- Age-related Macular Degeneration - A tiny central section of the macula known as the fovea contains the highest number of cones in the retina. This concentration of cones is responsible for the majority of detailed colour perception. Damage to the macula due to degeneration can affect the retina’s ability to perceive colours.
- Disease - A number of diseases, including degenerative eye diseases like AMD, LHON (Leber’s Hereditary Optic Neuropathy), glaucoma, diabetic retinitis and retinitis pigmentosa, and others such as Parkinson’s disease, Alzheimer’s disease, sickle cell anemia, multiple sclerosis and chronic alcoholism can all lead to either eye damage or changes in the brain causing forms of colour blindness.
- Age - Age related damage to retinal cells can also lead to difficulties differentiating between colours.

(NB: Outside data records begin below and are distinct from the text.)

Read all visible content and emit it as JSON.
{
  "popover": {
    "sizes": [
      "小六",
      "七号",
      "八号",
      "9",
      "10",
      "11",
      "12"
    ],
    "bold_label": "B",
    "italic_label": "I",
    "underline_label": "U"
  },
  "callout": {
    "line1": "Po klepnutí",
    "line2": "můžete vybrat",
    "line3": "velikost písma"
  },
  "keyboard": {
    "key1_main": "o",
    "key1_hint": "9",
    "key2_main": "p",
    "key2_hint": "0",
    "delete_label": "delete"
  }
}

“Simple” colour vision deficiency is relatively safe. You’re typically born with it, and it doesn’t change as you grow up and age. So if you do notice any changes to your colour vision, you really should check with your optometrist, as there may be more serious underlying changes that may need treating.
Treatment for an Living With Colour Vision Deficiency
There is no current cure for hereditary colour vision deficiency, but there is a potential genetic treatment still undergoing testing. Gene therapy has been shown to have a positive effect on red-green colour blindness in adult primates , but it will still be some time before human trials.
For some people, vivid colour vision can be achieved through the use of special lenses that filter wavelengths of light giving users the ability to more easily differentiate between colours giving them the ability to perceive colour in a much clearer way. While not necessarily a “cure” for colour vision deficiency, being able to better understand the differences between hues allows people with the condition to do some things that people with typical colour vision take for granted.